I don’t like mine too sweet, so it’s soy sauce, sake and skin of yuzu citrus.

Steamed good rice (koshihikari), add (black) vinegar sauce.
Inari-zushi are often very simple and vegan. I made some with sesame, and others with carrot (red kintoki carrot).
You mix. And you fill the pockets of abura-age.
EA-SY ! A 2 yr old can do that.

BUG !!!!! I was unable to open my abura-age in pockets. They are 1 layer. No way !
So the abura-age had to be wrapped around, or nothing.

A monster is born. Sushizilla !

A female…

A herd ? MUUUUUMMMM !!!! We are invaded !?

The shape… well. It didn’t affect the taste. Fried tofu + sushi rice is a magic pair.
They were really delicious with a few drops of soy sauce nama shoyu on the back and a little wasabi between the ears. With a good pot of genmai cha tea to reheat that.

4 pieces (= 2 servings of rice)
Cal 549.5 F17.8g C74.2g P19.8g

I took the photos outside for the light, that’s why you can see the street in the back.

Deep pan “pizza”


(Natural Christmas decorations)

Your oven is full, you have bread dough ready and a pizza craving… cook it in a pan :

On the dough, a sliced onion, herbes de Provence, abura-age and paprika. When it’s cooked, I added spinach, small green asparagus, melty cheese and shavings of parmesan. A few more minutes to melt the cheese. That’s ready.

About abura-age (usu-age)

Post-toppings are alfa-alfa and leftover dengaku miso mix.

Cal 617.5 F15.3g C90.2g P33.4g

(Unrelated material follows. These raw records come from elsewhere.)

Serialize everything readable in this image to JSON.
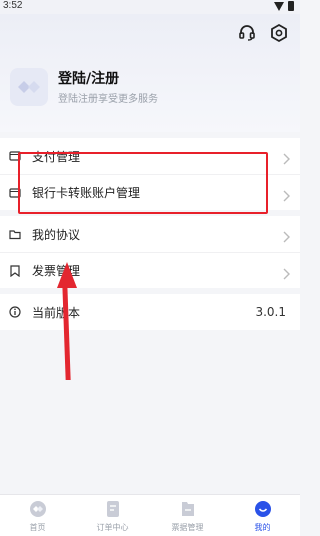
{
  "status_bar": {
    "time": "3:52"
  },
  "header": {
    "login_title": "登陆/注册",
    "login_subtitle": "登陆注册享受更多服务"
  },
  "menu_group_1": [
    {
      "label": "支付管理",
      "icon": "wallet-icon"
    },
    {
      "label": "银行卡转账账户管理",
      "icon": "wallet-icon"
    }
  ],
  "menu_group_2": [
    {
      "label": "我的协议",
      "icon": "folder-icon"
    },
    {
      "label": "发票管理",
      "icon": "bookmark-icon"
    }
  ],
  "menu_group_3": [
    {
      "label": "当前版本",
      "icon": "info-icon",
      "value": "3.0.1"
    }
  ],
  "tabbar": [
    {
      "label": "首页",
      "icon": "home-icon",
      "active": false
    },
    {
      "label": "订单中心",
      "icon": "order-icon",
      "active": false
    },
    {
      "label": "票据管理",
      "icon": "invoice-icon",
      "active": false
    },
    {
      "label": "我的",
      "icon": "profile-icon",
      "active": true
    }
  ],
  "colors": {
    "accent": "#2a52e8",
    "highlight": "#e8202a"
  }
}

Natto et abura-age tofu (recette du blog Shizuoka Gourmet)

La recette de mon joli papillon vient du blog de mon collegue gastronome franco-japonais : ici.

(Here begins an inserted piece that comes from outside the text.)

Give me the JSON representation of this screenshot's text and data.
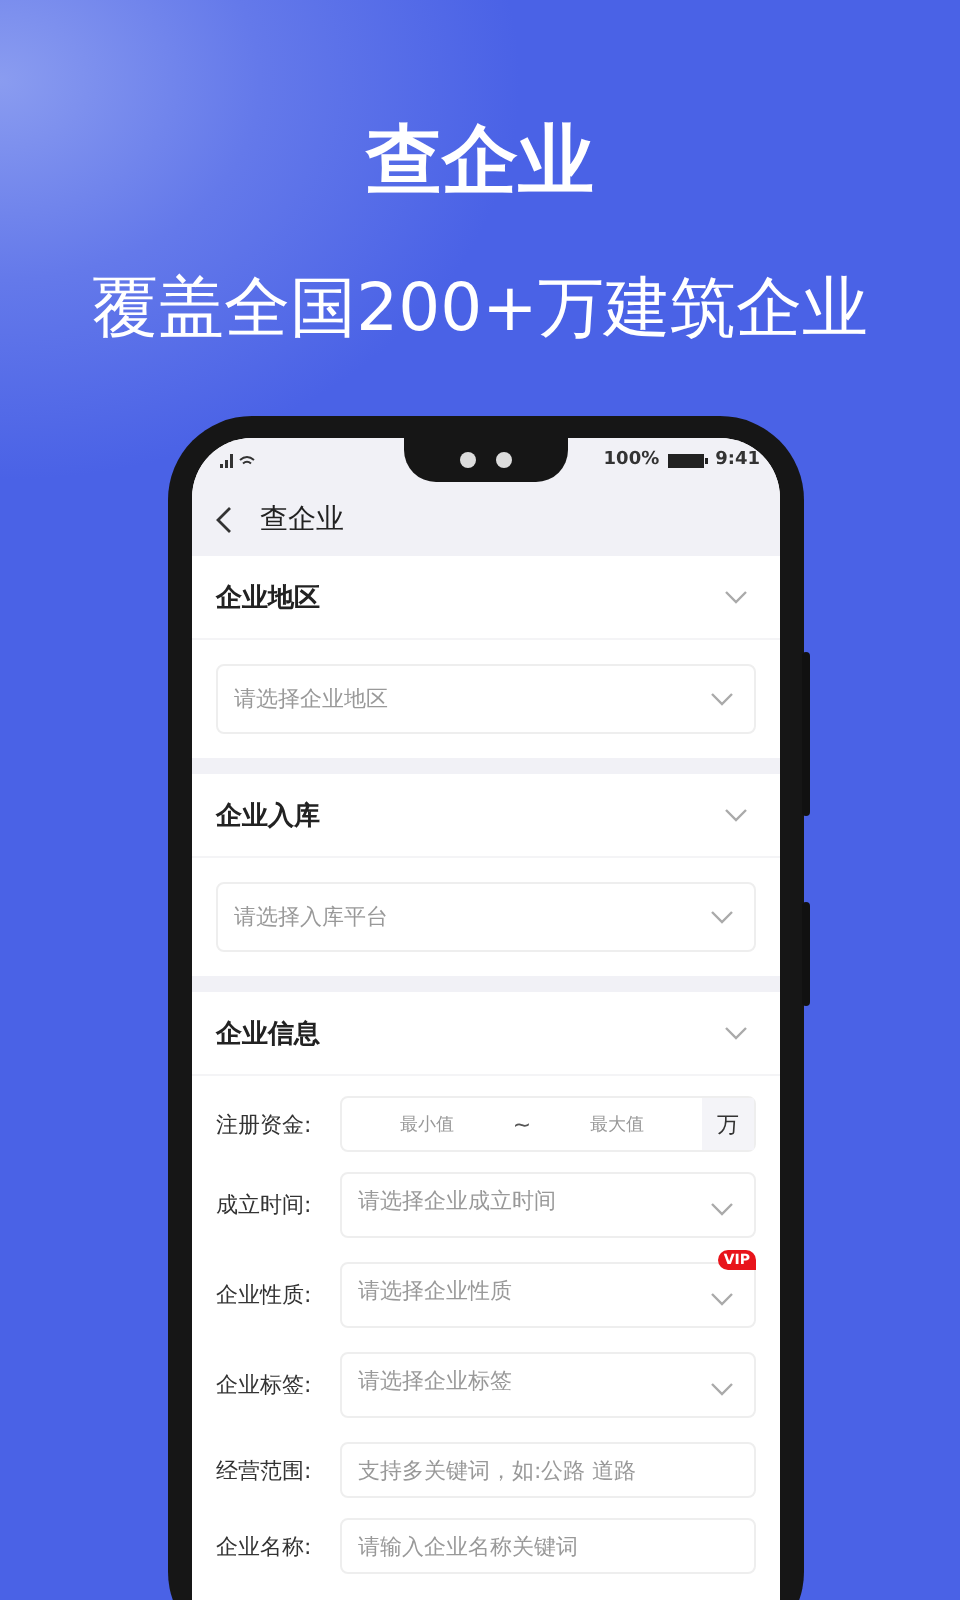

This is my rendition of the recipe of Shizuoka Gourmet blog : here.

Mon tofy frit “abura-age” semble different… et oui, il est vide. On en trouve en plusieurs epaisseurs. Epais c’est “atsu-age” et fin c’est “usu-age” et semi-fin….j’ai oublie. Celui d’Osaka est plus mousseux que celui que nous importons du pays de Kyoto.

My abura-age fried tofu seems different. As you see, it’s empty. It’s because we can find it in different thickness. Thick is “atsu-age”, thin “usu-age” and in middle does have a name. Osaka’s usu-age has a lighter texture than Kyoto’s. For hot recipes, I like Osaka’s, for cold, Kyoto’s.


Une delicieuse odeur qui n’est pas sans rappeler celle du fromage fondu envahit l’appartement et s’aventure dans les couleurs de l’immeuble, surement a la grande joie des voisins.
… et voi…

Ben non, schlurp…voila :

Ca se mange tres vite. Mon assaisonnement etait un filet de vinaigre noir, pour rafraichir un peu… car oui, c’etait tout pour moi.

Cal 258 F8.3g C19.5g P29.5g